**Exercise**
Repeat the entries below exactly, missing none.

Page and application data records:

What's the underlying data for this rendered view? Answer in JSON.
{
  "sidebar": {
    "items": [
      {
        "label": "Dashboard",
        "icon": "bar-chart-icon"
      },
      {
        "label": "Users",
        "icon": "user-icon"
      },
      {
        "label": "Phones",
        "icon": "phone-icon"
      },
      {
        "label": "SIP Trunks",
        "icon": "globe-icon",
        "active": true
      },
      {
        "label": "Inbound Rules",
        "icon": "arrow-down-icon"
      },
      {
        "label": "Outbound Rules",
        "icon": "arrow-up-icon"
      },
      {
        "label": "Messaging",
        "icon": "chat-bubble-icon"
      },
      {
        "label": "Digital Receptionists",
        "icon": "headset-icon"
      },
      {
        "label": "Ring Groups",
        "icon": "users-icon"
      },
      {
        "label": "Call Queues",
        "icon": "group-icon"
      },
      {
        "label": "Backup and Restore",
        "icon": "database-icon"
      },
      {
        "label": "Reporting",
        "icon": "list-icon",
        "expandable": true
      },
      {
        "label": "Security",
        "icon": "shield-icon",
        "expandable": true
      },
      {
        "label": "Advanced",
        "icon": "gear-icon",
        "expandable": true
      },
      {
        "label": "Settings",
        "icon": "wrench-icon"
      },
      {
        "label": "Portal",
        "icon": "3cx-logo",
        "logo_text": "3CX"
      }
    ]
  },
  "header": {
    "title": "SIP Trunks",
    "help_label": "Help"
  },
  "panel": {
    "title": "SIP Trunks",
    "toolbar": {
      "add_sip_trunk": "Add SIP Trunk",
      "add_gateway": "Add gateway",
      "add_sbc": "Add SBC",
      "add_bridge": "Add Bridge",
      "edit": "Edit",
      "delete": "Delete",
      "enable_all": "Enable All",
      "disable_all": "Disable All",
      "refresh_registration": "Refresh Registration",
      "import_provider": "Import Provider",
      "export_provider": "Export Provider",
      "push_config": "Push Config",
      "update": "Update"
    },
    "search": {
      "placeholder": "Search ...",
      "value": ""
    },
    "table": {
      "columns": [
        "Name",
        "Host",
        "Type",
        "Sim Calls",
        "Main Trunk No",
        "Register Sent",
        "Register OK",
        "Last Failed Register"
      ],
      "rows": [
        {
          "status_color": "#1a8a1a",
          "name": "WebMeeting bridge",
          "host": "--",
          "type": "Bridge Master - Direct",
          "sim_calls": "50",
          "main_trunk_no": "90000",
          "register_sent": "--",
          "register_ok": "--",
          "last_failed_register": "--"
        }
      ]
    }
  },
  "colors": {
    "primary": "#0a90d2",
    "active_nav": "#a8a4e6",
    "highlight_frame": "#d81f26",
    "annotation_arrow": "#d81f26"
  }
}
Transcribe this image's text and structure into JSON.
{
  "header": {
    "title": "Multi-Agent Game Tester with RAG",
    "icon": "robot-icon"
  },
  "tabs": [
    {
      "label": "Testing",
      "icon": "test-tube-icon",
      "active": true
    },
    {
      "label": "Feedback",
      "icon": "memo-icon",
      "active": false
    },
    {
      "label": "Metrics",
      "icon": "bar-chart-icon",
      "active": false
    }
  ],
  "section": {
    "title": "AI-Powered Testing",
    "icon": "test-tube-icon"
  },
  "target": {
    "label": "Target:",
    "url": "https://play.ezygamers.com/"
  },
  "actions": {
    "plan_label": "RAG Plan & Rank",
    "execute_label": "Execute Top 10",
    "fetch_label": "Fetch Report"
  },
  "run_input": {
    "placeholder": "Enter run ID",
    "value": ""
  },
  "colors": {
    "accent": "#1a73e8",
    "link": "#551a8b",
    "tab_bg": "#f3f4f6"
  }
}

**Your response**
What's the underlying data for this rendered view? Answer in JSON.
{
  "sidebar": {
    "items": [
      {
        "label": "Dashboard",
        "icon": "bar-chart-icon"
      },
      {
        "label": "Users",
        "icon": "user-icon"
      },
      {
        "label": "Phones",
        "icon": "phone-icon"
      },
      {
        "label": "SIP Trunks",
        "icon": "globe-icon",
        "active": true
      },
      {
        "label": "Inbound Rules",
        "icon": "arrow-down-icon"
      },
      {
        "label": "Outbound Rules",
        "icon": "arrow-up-icon"
      },
      {
        "label": "Messaging",
        "icon": "chat-bubble-icon"
      },
      {
        "label": "Digital Receptionists",
        "icon": "headset-icon"
      },
      {
        "label": "Ring Groups",
        "icon": "users-icon"
      },
      {
        "label": "Call Queues",
        "icon": "group-icon"
      },
      {
        "label": "Backup and Restore",
        "icon": "database-icon"
      },
      {
        "label": "Reporting",
        "icon": "list-icon",
        "expandable": true
      },
      {
        "label": "Security",
        "icon": "shield-icon",
        "expandable": true
      },
      {
        "label": "Advanced",
        "icon": "gear-icon",
        "expandable": true
      },
      {
        "label": "Settings",
        "icon": "wrench-icon"
      },
      {
        "label": "Portal",
        "icon": "3cx-logo",
        "logo_text": "3CX"
      }
    ]
  },
  "header": {
    "title": "SIP Trunks",
    "help_label": "Help"
  },
  "panel": {
    "title": "SIP Trunks",
    "toolbar": {
      "add_sip_trunk": "Add SIP Trunk",
      "add_gateway": "Add gateway",
      "add_sbc": "Add SBC",
      "add_bridge": "Add Bridge",
      "edit": "Edit",
      "delete": "Delete",
      "enable_all": "Enable All",
      "disable_all": "Disable All",
      "refresh_registration": "Refresh Registration",
      "import_provider": "Import Provider",
      "export_provider": "Export Provider",
      "push_config": "Push Config",
      "update": "Update"
    },
    "search": {
      "placeholder": "Search ...",
      "value": ""
    },
    "table": {
      "columns": [
        "Name",
        "Host",
        "Type",
        "Sim Calls",
        "Main Trunk No",
        "Register Sent",
        "Register OK",
        "Last Failed Register"
      ],
      "rows": [
        {
          "status_color": "#1a8a1a",
          "name": "WebMeeting bridge",
          "host": "--",
          "type": "Bridge Master - Direct",
          "sim_calls": "50",
          "main_trunk_no": "90000",
          "register_sent": "--",
          "register_ok": "--",
          "last_failed_register": "--"
        }
      ]
    }
  },
  "colors": {
    "primary": "#0a90d2",
    "active_nav": "#a8a4e6",
    "highlight_frame": "#d81f26",
    "annotation_arrow": "#d81f26"
  }
}
Transcribe this image's text and structure into JSON.
{
  "header": {
    "title": "Multi-Agent Game Tester with RAG",
    "icon": "robot-icon"
  },
  "tabs": [
    {
      "label": "Testing",
      "icon": "test-tube-icon",
      "active": true
    },
    {
      "label": "Feedback",
      "icon": "memo-icon",
      "active": false
    },
    {
      "label": "Metrics",
      "icon": "bar-chart-icon",
      "active": false
    }
  ],
  "section": {
    "title": "AI-Powered Testing",
    "icon": "test-tube-icon"
  },
  "target": {
    "label": "Target:",
    "url": "https://play.ezygamers.com/"
  },
  "actions": {
    "plan_label": "RAG Plan & Rank",
    "execute_label": "Execute Top 10",
    "fetch_label": "Fetch Report"
  },
  "run_input": {
    "placeholder": "Enter run ID",
    "value": ""
  },
  "colors": {
    "accent": "#1a73e8",
    "link": "#551a8b",
    "tab_bg": "#f3f4f6"
  }
}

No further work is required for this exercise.